It’s no secret that the recruitment process is often the most difficult part for a clinical trial. Just to give an example, let’s analyze a report from the Pharmaceutical Technology website. The report states that 15 – 20% of trials never enroll a single patient.
This same report then describes that recruitment numbers in clinical trials are decreasing, hence increasing its difficult to continue or finish. Historical trends estimate that enrolment rates slumped from 75% in 2000 to 59% in 2006.
Now consider this: Most of the time clinicians believe that their innovative medicine or treatment is good enough to promote itself among the targeted benefactors. Other times they consider that the population receiving the benefits of the clinical trial is so great that it guarantees an easy enrolment. Those two thoughts are just samples of common mistakes that often lead to failure.
Careful, I’m not saying that both statements are incorrect. Maybe the medicine is great, maybe the population is vast. The one thing that is not right is the approach.

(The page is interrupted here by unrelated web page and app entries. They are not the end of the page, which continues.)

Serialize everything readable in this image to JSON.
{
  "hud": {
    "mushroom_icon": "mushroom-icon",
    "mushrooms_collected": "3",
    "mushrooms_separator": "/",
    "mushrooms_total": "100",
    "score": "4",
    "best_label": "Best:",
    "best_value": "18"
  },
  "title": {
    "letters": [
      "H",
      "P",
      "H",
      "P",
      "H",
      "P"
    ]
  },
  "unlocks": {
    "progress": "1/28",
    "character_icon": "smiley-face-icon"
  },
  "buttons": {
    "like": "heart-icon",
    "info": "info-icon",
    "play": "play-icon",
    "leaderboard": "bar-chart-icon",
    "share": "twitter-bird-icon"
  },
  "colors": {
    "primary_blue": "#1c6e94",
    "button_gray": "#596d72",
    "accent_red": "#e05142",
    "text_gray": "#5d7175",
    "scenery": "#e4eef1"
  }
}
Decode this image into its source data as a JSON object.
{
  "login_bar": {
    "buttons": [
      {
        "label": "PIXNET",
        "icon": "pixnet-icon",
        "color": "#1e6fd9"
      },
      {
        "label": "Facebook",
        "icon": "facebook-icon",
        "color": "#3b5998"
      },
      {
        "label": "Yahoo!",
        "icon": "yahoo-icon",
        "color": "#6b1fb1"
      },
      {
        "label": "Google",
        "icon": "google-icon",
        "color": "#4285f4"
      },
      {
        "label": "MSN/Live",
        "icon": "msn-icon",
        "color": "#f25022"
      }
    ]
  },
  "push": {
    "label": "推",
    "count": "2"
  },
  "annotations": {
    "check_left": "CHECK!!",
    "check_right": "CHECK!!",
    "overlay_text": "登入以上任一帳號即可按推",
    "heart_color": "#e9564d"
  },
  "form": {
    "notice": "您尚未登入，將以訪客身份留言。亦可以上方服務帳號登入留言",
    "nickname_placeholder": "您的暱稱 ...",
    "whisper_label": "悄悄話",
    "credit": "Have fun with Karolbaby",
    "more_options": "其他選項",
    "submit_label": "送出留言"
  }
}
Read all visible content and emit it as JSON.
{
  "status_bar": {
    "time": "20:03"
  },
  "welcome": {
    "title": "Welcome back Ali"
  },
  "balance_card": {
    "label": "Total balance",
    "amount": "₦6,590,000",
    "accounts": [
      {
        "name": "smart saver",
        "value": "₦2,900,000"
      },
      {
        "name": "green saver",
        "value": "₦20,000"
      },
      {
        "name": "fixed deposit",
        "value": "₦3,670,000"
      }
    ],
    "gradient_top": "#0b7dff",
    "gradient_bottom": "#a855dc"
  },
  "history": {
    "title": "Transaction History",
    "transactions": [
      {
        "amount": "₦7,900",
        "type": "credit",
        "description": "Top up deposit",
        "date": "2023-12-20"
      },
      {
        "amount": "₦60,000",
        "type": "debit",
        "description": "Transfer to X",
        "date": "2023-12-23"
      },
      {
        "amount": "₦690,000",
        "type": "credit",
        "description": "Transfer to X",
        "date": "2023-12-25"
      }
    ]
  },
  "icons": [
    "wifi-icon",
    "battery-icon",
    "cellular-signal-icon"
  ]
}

Let’s face it! Clinical trials are often perceived as cold and structured. And even tough that perception is sometimes not far from reality, we need to make volunteers feel appreciated. I’m not talking about giving them promotional merchandise or else, I’m talking about the attitude perceived by them. That’s the approach!
So the following reasons are a compilation of my experiences applying marketing strategies while looking for recruiting patients for clinical trials.
1. Un-displayed Merchandise is never sold.
One of the problems recruiters have is “targets unawareness.” Let’s define targets as the people who need these studies. Most of them are willing to volunteer, others are even looking for clinical trials for their conditions. Nevertheless they don’t know that these studies exist or aren’t able to find them.
Another case takes place when people who know about clinical trials assume that their physician will recommend them to join a study. The problem here starts when most physicians can’t be certain about all the studies being developed at the moment or their current status, not to mention the contacts.
A simple promotion strategy could ease these problems. Promotion would raise awareness among the targeted volunteers, and that may even work for future studies in the same region.
2. Bad Advertisement, False perceptions
Honest. Clinical trials are not well seen outside the industry. Educating is the best way to fight this misconception. Creating memorable content and spread it out there will increase good perception about the industry.
Using segmentation, positioning and the basic marketing mix strategies will turn those “I don’t want to volunteer” to “Please I want to participate, how can I apply?” and since we are in the digital era, the cost will be really low.
3. Saving Money! Saving Time!
At your perspective, what is more expensive? What takes the most time?
- Conducting several regulatory submissions for different sites in different states or countries. Export/Import licenses. Monitoring visits cost for each site, some of them in different countries.
- Working on a marketing plan where you can include the people you already targeted in the protocol, submitting a promotion strategy to the ethics committee and then, once approved, running that strategy to get to your targeted patients and volunteers. (Everything while getting the approval to start-up you research).
Long story short, opening several sites in different places to get the adequate number of volunteers for your clinical trials is way more expensive than a marketing plan targeting those same volunteers to reach one site. Make them come to you. By using the right strategies you will not only save money, you will save time.
Sponsors! Next time you are looking for several sites to start your research ask your CRO about improving your patient recruitment using marketing strategies.
CROs! Look for SMOs with this service. If they’re not offering this, ask them. Use their local knowledge for the benefit of everybody!
About FOMAT’s Patient Recruitment/Retention Marketing Strategies
Investigación médica FOMAT offers this service for your clinical trials. I personally establish the proper strategies to follow your main objectives. We can reach the populatio¿n you want to help!
Meet the author
Ivan Velez is one of our Marketing Coordinators at FOMAT Medical Research.
He’s also in charge of helping the Medical and Clinical Coordinators in the recruitment process.